The peak in May was 1,098 new cases in Douglas County in one week.
Nebraska has reached about 49,000 positive cases total and reported a positive test rate of 10.2% for the week ending Oct. 3.
On-campus numbers, however, have remained fairly steady over the last three weeks.
The Creighton dashboard reported 29 new cases among students for the week ending Oct. 3 and no new cases in employees. The dashboard reported 32 weekly cases for each of the two previous weeks.
Creighton has also reported the results from the first full week of surveillance testing. About 759 students were tested the week ending Sept. 26, and 28 of those students tested positive, for a 3.7% positive test rate.
“I was really pleased that from a week previous — [when] we tested 383 students and had a 5.2% positivity rate for that week — that we doubled, effectively, the number of students tested, and we went down to a 3.7%,” said Wayne Young Jr., associate vice provost for student development.
“I think it’s also important to look at how we are doing here on campus with people coming in and out of our campus proper,” he said.
The number of quarantine and isolation spaces being used has also decreased, according to the coronavirus dashboard.
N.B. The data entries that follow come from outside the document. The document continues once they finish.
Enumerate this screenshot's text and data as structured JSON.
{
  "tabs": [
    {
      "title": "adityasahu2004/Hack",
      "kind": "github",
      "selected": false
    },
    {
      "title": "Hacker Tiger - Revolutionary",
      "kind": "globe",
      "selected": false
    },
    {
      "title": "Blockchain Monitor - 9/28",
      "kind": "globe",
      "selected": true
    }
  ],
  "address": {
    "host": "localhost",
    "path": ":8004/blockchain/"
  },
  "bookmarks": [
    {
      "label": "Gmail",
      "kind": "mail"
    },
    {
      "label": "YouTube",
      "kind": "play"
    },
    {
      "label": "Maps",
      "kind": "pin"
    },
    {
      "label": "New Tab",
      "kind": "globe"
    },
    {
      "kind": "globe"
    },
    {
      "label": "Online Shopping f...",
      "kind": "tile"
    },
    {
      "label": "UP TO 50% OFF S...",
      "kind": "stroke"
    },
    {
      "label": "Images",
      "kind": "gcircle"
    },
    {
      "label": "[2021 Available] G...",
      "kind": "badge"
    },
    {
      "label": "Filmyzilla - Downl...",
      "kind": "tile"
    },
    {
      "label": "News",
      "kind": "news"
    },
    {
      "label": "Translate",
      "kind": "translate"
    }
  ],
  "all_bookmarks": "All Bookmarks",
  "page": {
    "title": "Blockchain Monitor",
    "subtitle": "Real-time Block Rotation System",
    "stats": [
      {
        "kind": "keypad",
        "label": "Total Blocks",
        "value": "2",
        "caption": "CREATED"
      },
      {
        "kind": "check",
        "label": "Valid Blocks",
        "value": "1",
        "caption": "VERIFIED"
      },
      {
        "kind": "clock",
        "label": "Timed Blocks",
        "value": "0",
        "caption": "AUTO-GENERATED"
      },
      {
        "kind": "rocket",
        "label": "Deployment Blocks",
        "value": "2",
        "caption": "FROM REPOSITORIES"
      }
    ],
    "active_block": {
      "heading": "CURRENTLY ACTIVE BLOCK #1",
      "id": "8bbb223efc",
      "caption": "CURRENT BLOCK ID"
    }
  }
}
There were 84 out of 167 spaces in use, leaving about 50% available.
Last week, there were 42% of spaces available.
“We really just want our community to stay engaged and aware in the Community Standards,” said Winegard. “We’re just really reinforcing those messages that helped us open and get to the midpoint of the semester.”
Winegard said that the education modules recently sent out to students, faculty and staff were meant to act as reminders of the basic standards for being on campus.
Hendrickson echoed this sentiment in his email on Tuesday, while also announcing a fall festival to celebrate making it to the midpoint of the semester.
“Sobering national events and statistics, and a rising percentage of positive tests in Douglas County for the latest reporting cycle, remind us that we must be ever-vigilant when it comes to this virus,” Hendrickson said.
The event, complete with face coverings and social distancing, will be held at Morrison Stadium on Sunday from 6-8 p.m. There will be music, food trucks, pumpkin painting and games, the email said.